In this personal essay, Cherise Morris explores her family’s relationship to—and deep respect for—extreme weather. Morris describes how Black communities have created homes in the most inhospitable places for centuries, and writes about the importance of mutual aid and helping each other in times of climate crisis. It’s a beautiful, ultimately uplifting lyrical essay that’s part of Scalawag’s Salt, Soil, & Supper series on climate justice and the American South.
In the overgrowth of Cypress trees older than humankind, a vast expanse of marshy waters became a mirror. In the morass of swing limbs and undisturbed brush, there was a refuge to be found. The people who found it, the ancestors—familial or collective—who willed their freedom across untamed horizons, were called maroons. While there is no official record or documentation of these free people, history estimates thousands, perhaps tens of thousands, of formerly enslaved Black folks made homes in the Great Dismal Swamp throughout the 18th and 19th centuries.

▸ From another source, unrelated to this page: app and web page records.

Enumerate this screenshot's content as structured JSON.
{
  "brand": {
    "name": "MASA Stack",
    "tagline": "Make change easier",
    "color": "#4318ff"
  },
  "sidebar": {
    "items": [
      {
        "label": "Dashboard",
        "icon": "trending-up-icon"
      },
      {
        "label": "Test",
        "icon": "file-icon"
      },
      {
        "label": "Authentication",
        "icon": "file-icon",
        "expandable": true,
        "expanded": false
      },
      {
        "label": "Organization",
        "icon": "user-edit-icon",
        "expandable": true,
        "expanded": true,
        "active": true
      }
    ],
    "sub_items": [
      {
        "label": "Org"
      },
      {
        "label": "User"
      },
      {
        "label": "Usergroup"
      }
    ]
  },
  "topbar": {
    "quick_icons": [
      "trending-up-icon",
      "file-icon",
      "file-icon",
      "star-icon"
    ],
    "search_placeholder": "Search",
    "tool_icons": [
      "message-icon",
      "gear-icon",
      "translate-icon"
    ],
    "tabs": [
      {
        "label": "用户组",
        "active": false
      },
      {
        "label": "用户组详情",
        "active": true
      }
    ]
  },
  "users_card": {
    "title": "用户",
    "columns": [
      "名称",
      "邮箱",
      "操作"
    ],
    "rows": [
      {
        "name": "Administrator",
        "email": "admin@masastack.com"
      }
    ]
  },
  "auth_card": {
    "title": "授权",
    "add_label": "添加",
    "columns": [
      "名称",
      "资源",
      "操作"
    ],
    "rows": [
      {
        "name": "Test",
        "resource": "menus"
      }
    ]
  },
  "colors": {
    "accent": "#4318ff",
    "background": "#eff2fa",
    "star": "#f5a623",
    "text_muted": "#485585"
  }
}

The news cycle after Hurricane Katrina was constant, a 24-hour-loop of rising flood waters, record high temperatures, “looting,” unsubstantiated claims of rape, murder, and lawlessness in the Superdome, where a city and country had abandoned its citizens. New Orleans, a city forged by Blackness, Black people, and Black culture became the epitome of a mythic recklessness. The recklessness born from the wrath of nature, the recklessness cradled by untamable waters, the recklessness bred by Blackness. Blackness, in this biased retelling, was an invasive plant watered by the floods, a plant left overflowing and uncontrollable.
But what the news coverage never showed was the ways Black people, at the nexus of nature’s calamity and systemic disinvestment, came together to care for one another, to look out for their neighbors who were also stranded, to plead for help together, and then, when they realized help wasn’t coming, to become that help themselves.